Items from an interface collection
________________________________________

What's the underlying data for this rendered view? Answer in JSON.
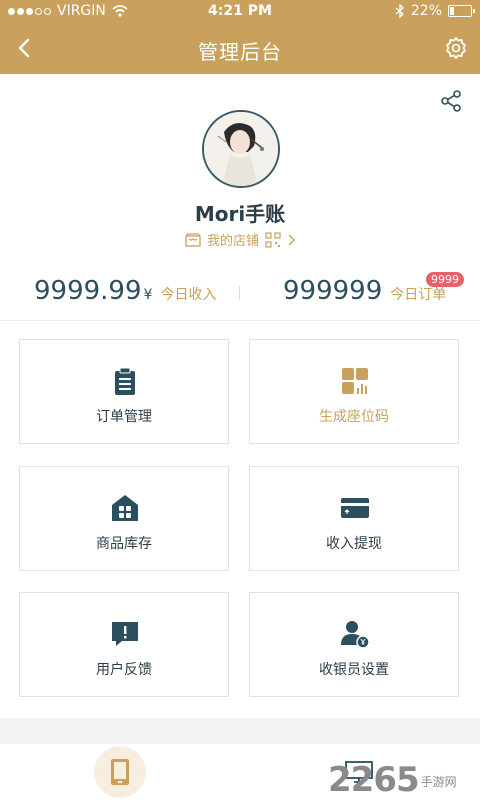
{
  "status_bar": {
    "carrier": "VIRGIN",
    "time": "4:21 PM",
    "battery": "22%"
  },
  "nav": {
    "title": "管理后台"
  },
  "profile": {
    "shop_name": "Mori手账",
    "my_shop_label": "我的店铺"
  },
  "stats": {
    "income_value": "9999.99",
    "income_currency": "¥",
    "income_label": "今日收入",
    "orders_value": "999999",
    "orders_label": "今日订单",
    "orders_badge": "9999"
  },
  "menu": [
    {
      "label": "订单管理",
      "icon": "clipboard-icon"
    },
    {
      "label": "生成座位码",
      "icon": "qrcode-icon"
    },
    {
      "label": "商品库存",
      "icon": "store-icon"
    },
    {
      "label": "收入提现",
      "icon": "card-icon"
    },
    {
      "label": "用户反馈",
      "icon": "feedback-icon"
    },
    {
      "label": "收银员设置",
      "icon": "cashier-icon"
    }
  ],
  "watermark": {
    "number": "2265",
    "text": "手游网"
  },
  "colors": {
    "accent": "#c9a05c",
    "primary": "#2c4f5f",
    "badge": "#e8606a"
  }
}
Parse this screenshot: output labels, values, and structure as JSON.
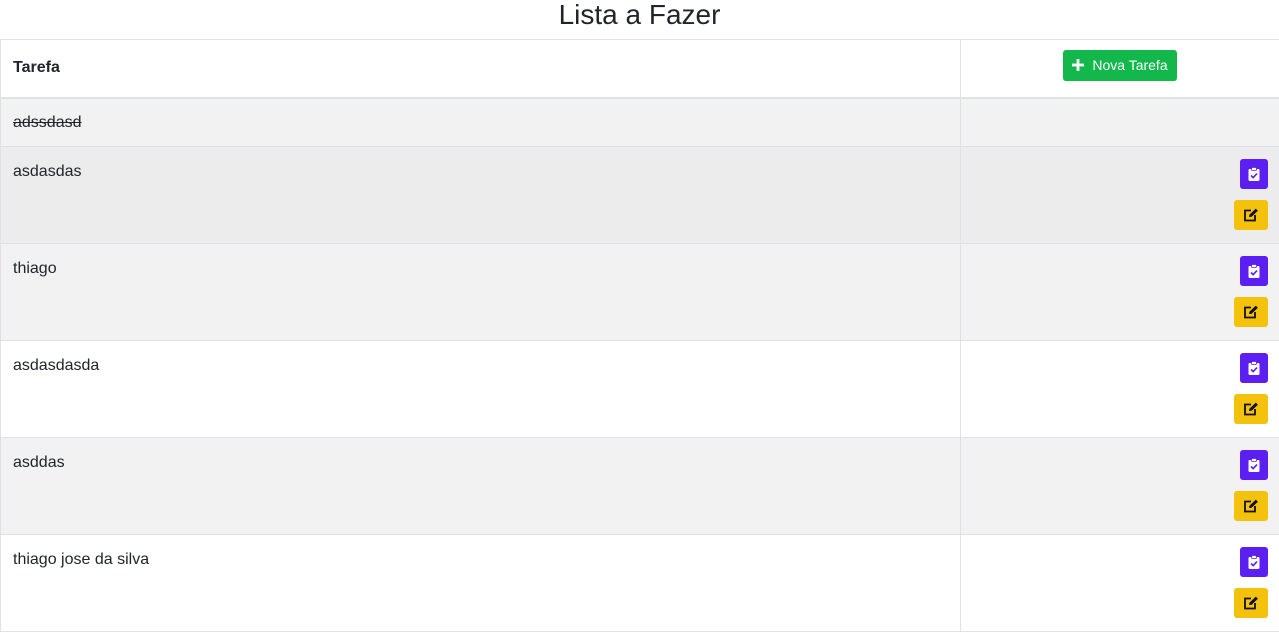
{
  "page": {
    "title": "Lista a Fazer"
  },
  "table": {
    "header_task": "Tarefa",
    "new_task_button": "Nova Tarefa",
    "tasks": [
      {
        "name": "adssdasd",
        "done": true
      },
      {
        "name": "asdasdas",
        "done": false
      },
      {
        "name": "thiago",
        "done": false
      },
      {
        "name": "asdasdasda",
        "done": false
      },
      {
        "name": "asddas",
        "done": false
      },
      {
        "name": "thiago jose da silva",
        "done": false
      }
    ]
  },
  "icons": {
    "new": "plus-icon",
    "complete": "clipboard-check-icon",
    "edit": "edit-icon"
  },
  "colors": {
    "new_button": "#12b84c",
    "complete_button": "#5b1ff2",
    "edit_button": "#f4c20d"
  }
}
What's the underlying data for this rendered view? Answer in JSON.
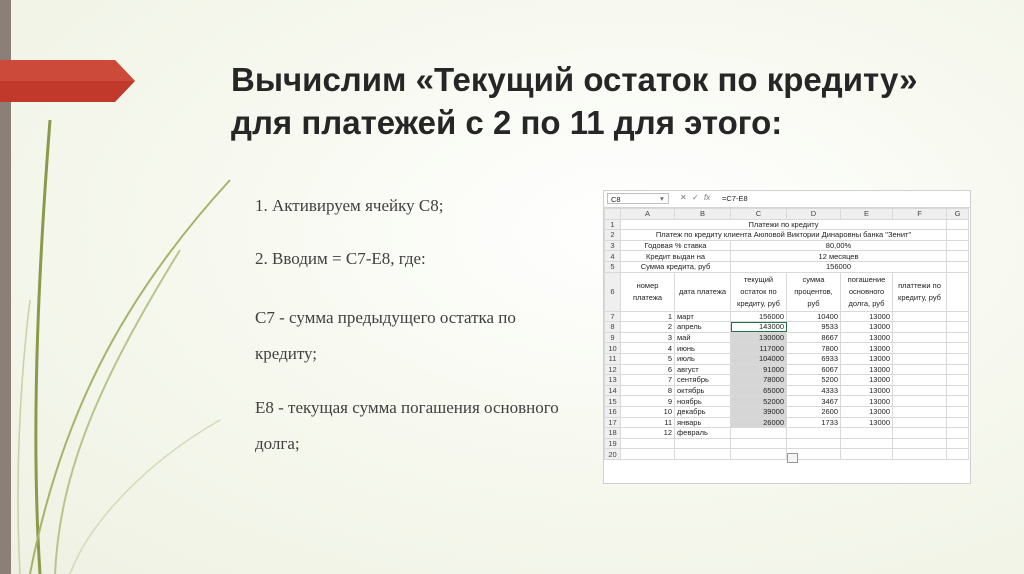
{
  "title": {
    "line1": "Вычислим «Текущий остаток по кредиту»",
    "line2": "для платежей с 2 по 11 для этого:"
  },
  "body": {
    "step1": "1. Активируем ячейку С8;",
    "step2": "2. Вводим = С7-Е8, где:",
    "c7": "С7 - сумма предыдущего остатка по кредиту;",
    "e8": "Е8 - текущая сумма погашения основного долга;"
  },
  "spreadsheet": {
    "name_box": "C8",
    "cancel_icon": "✕",
    "enter_icon": "✓",
    "fx": "fx",
    "formula": "=C7-E8",
    "columns": [
      "A",
      "B",
      "C",
      "D",
      "E",
      "F",
      "G"
    ],
    "info_rows": [
      {
        "n": "1",
        "text": "Платежи по кредиту"
      },
      {
        "n": "2",
        "text": "Платеж по кредиту клиента Аюповой Виктории Динаровны банка \"Зенит\""
      },
      {
        "n": "3",
        "label": "Годовая % ставка",
        "value": "80,00%"
      },
      {
        "n": "4",
        "label": "Кредит выдан на",
        "value": "12 месяцев"
      },
      {
        "n": "5",
        "label": "Сумма кредита, руб",
        "value": "156000"
      }
    ],
    "header_row": {
      "n": "6",
      "a": "номер платежа",
      "b": "дата платежа",
      "c": "текущий остаток по кредиту, руб",
      "d": "сумма процентов, руб",
      "e": "погашение основного долга, руб",
      "f": "платтежи по кредиту, руб"
    },
    "data_rows": [
      {
        "n": "7",
        "num": "1",
        "month": "март",
        "balance": "156000",
        "interest": "10400",
        "principal": "13000"
      },
      {
        "n": "8",
        "num": "2",
        "month": "апрель",
        "balance": "143000",
        "interest": "9533",
        "principal": "13000"
      },
      {
        "n": "9",
        "num": "3",
        "month": "май",
        "balance": "130000",
        "interest": "8667",
        "principal": "13000"
      },
      {
        "n": "10",
        "num": "4",
        "month": "июнь",
        "balance": "117000",
        "interest": "7800",
        "principal": "13000"
      },
      {
        "n": "11",
        "num": "5",
        "month": "июль",
        "balance": "104000",
        "interest": "6933",
        "principal": "13000"
      },
      {
        "n": "12",
        "num": "6",
        "month": "август",
        "balance": "91000",
        "interest": "6067",
        "principal": "13000"
      },
      {
        "n": "13",
        "num": "7",
        "month": "сентябрь",
        "balance": "78000",
        "interest": "5200",
        "principal": "13000"
      },
      {
        "n": "14",
        "num": "8",
        "month": "октябрь",
        "balance": "65000",
        "interest": "4333",
        "principal": "13000"
      },
      {
        "n": "15",
        "num": "9",
        "month": "ноябрь",
        "balance": "52000",
        "interest": "3467",
        "principal": "13000"
      },
      {
        "n": "16",
        "num": "10",
        "month": "декабрь",
        "balance": "39000",
        "interest": "2600",
        "principal": "13000"
      },
      {
        "n": "17",
        "num": "11",
        "month": "январь",
        "balance": "26000",
        "interest": "1733",
        "principal": "13000"
      },
      {
        "n": "18",
        "num": "12",
        "month": "февраль",
        "balance": "",
        "interest": "",
        "principal": ""
      }
    ],
    "extra_rows": [
      "19",
      "20"
    ]
  },
  "colors": {
    "accent": "#c0392b",
    "bar": "#8c7f78",
    "vine": "#8a9a4a"
  }
}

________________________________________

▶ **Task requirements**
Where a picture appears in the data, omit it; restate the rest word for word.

▶ **Solution**
What's the underlying data for this rendered view? Answer in JSON.
{
  "status_bar": {
    "carrier": "VIRGIN",
    "time": "4:21 PM",
    "battery": "22%"
  },
  "nav": {
    "title": "管理后台"
  },
  "profile": {
    "shop_name": "Mori手账",
    "my_shop_label": "我的店铺"
  },
  "stats": {
    "income_value": "9999.99",
    "income_currency": "¥",
    "income_label": "今日收入",
    "orders_value": "999999",
    "orders_label": "今日订单",
    "orders_badge": "9999"
  },
  "menu": [
    {
      "label": "订单管理",
      "icon": "clipboard-icon"
    },
    {
      "label": "生成座位码",
      "icon": "qrcode-icon"
    },
    {
      "label": "商品库存",
      "icon": "store-icon"
    },
    {
      "label": "收入提现",
      "icon": "card-icon"
    },
    {
      "label": "用户反馈",
      "icon": "feedback-icon"
    },
    {
      "label": "收银员设置",
      "icon": "cashier-icon"
    }
  ],
  "watermark": {
    "number": "2265",
    "text": "手游网"
  },
  "colors": {
    "accent": "#c9a05c",
    "primary": "#2c4f5f",
    "badge": "#e8606a"
  }
}
Parse this screenshot: output labels, values, and structure as JSON.
{
  "page": {
    "title": "Lista a Fazer"
  },
  "table": {
    "header_task": "Tarefa",
    "new_task_button": "Nova Tarefa",
    "tasks": [
      {
        "name": "adssdasd",
        "done": true
      },
      {
        "name": "asdasdas",
        "done": false
      },
      {
        "name": "thiago",
        "done": false
      },
      {
        "name": "asdasdasda",
        "done": false
      },
      {
        "name": "asddas",
        "done": false
      },
      {
        "name": "thiago jose da silva",
        "done": false
      }
    ]
  },
  "icons": {
    "new": "plus-icon",
    "complete": "clipboard-check-icon",
    "edit": "edit-icon"
  },
  "colors": {
    "new_button": "#12b84c",
    "complete_button": "#5b1ff2",
    "edit_button": "#f4c20d"
  }
}
What's the underlying data for this rendered view? Answer in JSON.
{
  "title": {
    "line1": "Вычислим «Текущий остаток по кредиту»",
    "line2": "для платежей с 2 по 11 для этого:"
  },
  "body": {
    "step1": "1. Активируем ячейку С8;",
    "step2": "2. Вводим = С7-Е8, где:",
    "c7": "С7 - сумма предыдущего остатка по кредиту;",
    "e8": "Е8 - текущая сумма погашения основного долга;"
  },
  "spreadsheet": {
    "name_box": "C8",
    "cancel_icon": "✕",
    "enter_icon": "✓",
    "fx": "fx",
    "formula": "=C7-E8",
    "columns": [
      "A",
      "B",
      "C",
      "D",
      "E",
      "F",
      "G"
    ],
    "info_rows": [
      {
        "n": "1",
        "text": "Платежи по кредиту"
      },
      {
        "n": "2",
        "text": "Платеж по кредиту клиента Аюповой Виктории Динаровны банка \"Зенит\""
      },
      {
        "n": "3",
        "label": "Годовая % ставка",
        "value": "80,00%"
      },
      {
        "n": "4",
        "label": "Кредит выдан на",
        "value": "12 месяцев"
      },
      {
        "n": "5",
        "label": "Сумма кредита, руб",
        "value": "156000"
      }
    ],
    "header_row": {
      "n": "6",
      "a": "номер платежа",
      "b": "дата платежа",
      "c": "текущий остаток по кредиту, руб",
      "d": "сумма процентов, руб",
      "e": "погашение основного долга, руб",
      "f": "платтежи по кредиту, руб"
    },
    "data_rows": [
      {
        "n": "7",
        "num": "1",
        "month": "март",
        "balance": "156000",
        "interest": "10400",
        "principal": "13000"
      },
      {
        "n": "8",
        "num": "2",
        "month": "апрель",
        "balance": "143000",
        "interest": "9533",
        "principal": "13000"
      },
      {
        "n": "9",
        "num": "3",
        "month": "май",
        "balance": "130000",
        "interest": "8667",
        "principal": "13000"
      },
      {
        "n": "10",
        "num": "4",
        "month": "июнь",
        "balance": "117000",
        "interest": "7800",
        "principal": "13000"
      },
      {
        "n": "11",
        "num": "5",
        "month": "июль",
        "balance": "104000",
        "interest": "6933",
        "principal": "13000"
      },
      {
        "n": "12",
        "num": "6",
        "month": "август",
        "balance": "91000",
        "interest": "6067",
        "principal": "13000"
      },
      {
        "n": "13",
        "num": "7",
        "month": "сентябрь",
        "balance": "78000",
        "interest": "5200",
        "principal": "13000"
      },
      {
        "n": "14",
        "num": "8",
        "month": "октябрь",
        "balance": "65000",
        "interest": "4333",
        "principal": "13000"
      },
      {
        "n": "15",
        "num": "9",
        "month": "ноябрь",
        "balance": "52000",
        "interest": "3467",
        "principal": "13000"
      },
      {
        "n": "16",
        "num": "10",
        "month": "декабрь",
        "balance": "39000",
        "interest": "2600",
        "principal": "13000"
      },
      {
        "n": "17",
        "num": "11",
        "month": "январь",
        "balance": "26000",
        "interest": "1733",
        "principal": "13000"
      },
      {
        "n": "18",
        "num": "12",
        "month": "февраль",
        "balance": "",
        "interest": "",
        "principal": ""
      }
    ],
    "extra_rows": [
      "19",
      "20"
    ]
  },
  "colors": {
    "accent": "#c0392b",
    "bar": "#8c7f78",
    "vine": "#8a9a4a"
  }
}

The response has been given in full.